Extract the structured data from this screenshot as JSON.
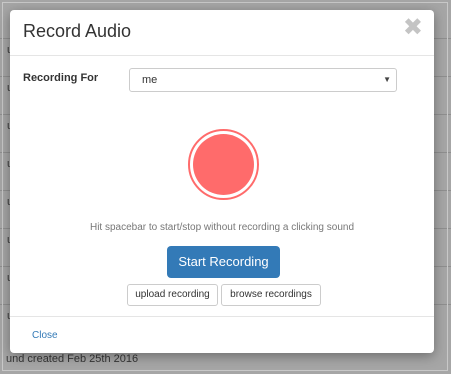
{
  "background": {
    "row_fragments": [
      "u",
      "u",
      "u",
      "u",
      "u",
      "u",
      "u",
      "u"
    ],
    "footer_text": "und created Feb 25th 2016"
  },
  "modal": {
    "title": "Record Audio",
    "close_glyph": "✖",
    "recording_for_label": "Recording For",
    "recording_for_value": "me",
    "select_caret": "▼",
    "record_button_color": "#ff6b6b",
    "hint": "Hit spacebar to start/stop without recording a clicking sound",
    "start_button_label": "Start Recording",
    "upload_button_label": "upload recording",
    "browse_button_label": "browse recordings",
    "close_link_label": "Close",
    "accent_color": "#337ab7"
  }
}
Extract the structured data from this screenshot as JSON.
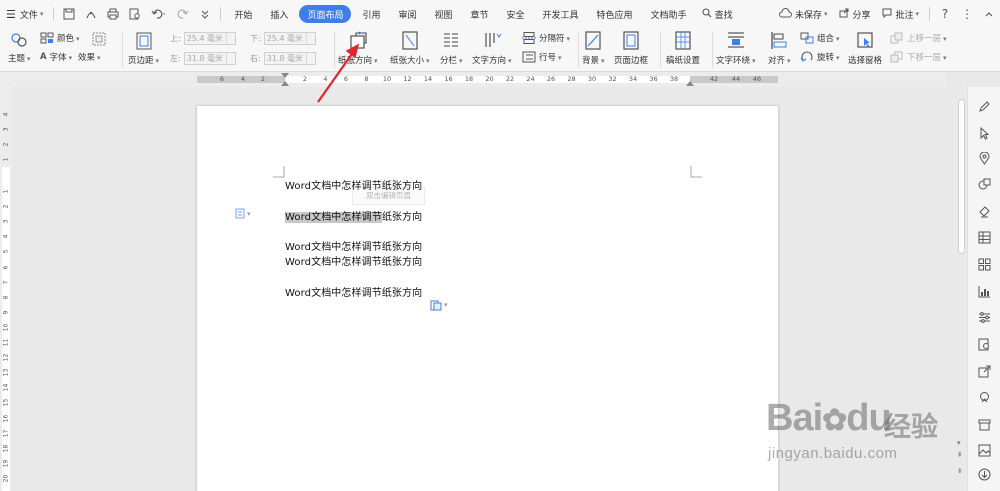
{
  "menubar": {
    "file_label": "文件",
    "tabs": [
      "开始",
      "插入",
      "页面布局",
      "引用",
      "审阅",
      "视图",
      "章节",
      "安全",
      "开发工具",
      "特色应用",
      "文档助手"
    ],
    "active_tab": "页面布局",
    "search_label": "查找",
    "unsaved_label": "未保存",
    "share_label": "分享",
    "comment_label": "批注",
    "help_label": "?",
    "more_label": "⋮",
    "collapse_label": "^"
  },
  "ribbon": {
    "theme_label": "主题",
    "color_label": "颜色",
    "font_label": "字体",
    "effect_label": "效果",
    "margin_label": "页边距",
    "top_label": "上:",
    "top_value": "25.4 毫米",
    "bottom_label": "下:",
    "bottom_value": "25.4 毫米",
    "left_label": "左:",
    "left_value": "31.8 毫米",
    "right_label": "右:",
    "right_value": "31.8 毫米",
    "orientation_label": "纸张方向",
    "size_label": "纸张大小",
    "columns_label": "分栏",
    "text_direction_label": "文字方向",
    "separator_label": "分隔符",
    "line_number_label": "行号",
    "background_label": "背景",
    "page_border_label": "页面边框",
    "manuscript_label": "稿纸设置",
    "wrap_label": "文字环绕",
    "align_label": "对齐",
    "group_label": "组合",
    "rotate_label": "旋转",
    "selection_pane_label": "选择窗格",
    "bring_forward_label": "上移一层",
    "send_backward_label": "下移一层"
  },
  "ruler": {
    "h_left_ticks": [
      "6",
      "4",
      "2"
    ],
    "h_ticks": [
      "2",
      "4",
      "6",
      "8",
      "10",
      "12",
      "14",
      "16",
      "18",
      "20",
      "22",
      "24",
      "26",
      "28",
      "30",
      "32",
      "34",
      "36",
      "38"
    ],
    "h_right_ticks": [
      "42",
      "44",
      "46"
    ],
    "v_top_ticks": [
      "4",
      "3",
      "2",
      "1"
    ],
    "v_ticks": [
      "1",
      "2",
      "3",
      "4",
      "5",
      "6",
      "7",
      "8",
      "9",
      "10",
      "11",
      "12",
      "13",
      "14",
      "15",
      "16",
      "17",
      "18",
      "19",
      "20"
    ]
  },
  "document": {
    "hint": "双击编辑页眉",
    "lines": [
      "Word文档中怎样调节纸张方向",
      "Word文档中怎样调节",
      "纸张方向",
      "Word文档中怎样调节纸张方向",
      "Word文档中怎样调节纸张方向",
      "Word文档中怎样调节纸张方向"
    ]
  },
  "watermark": {
    "brand": "Bai",
    "brand2": "du",
    "cn": "经验",
    "url": "jingyan.baidu.com"
  },
  "colors": {
    "accent": "#3f7ded",
    "annotation_arrow": "#e0262a",
    "selection": "#c8c8c8"
  }
}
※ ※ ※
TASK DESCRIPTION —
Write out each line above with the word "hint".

RESULT OF THIS EXERCISE —
    "hint": "Hit spacebar to start/stop without recording a clicking sound",
    "hint": "双击编辑页眉",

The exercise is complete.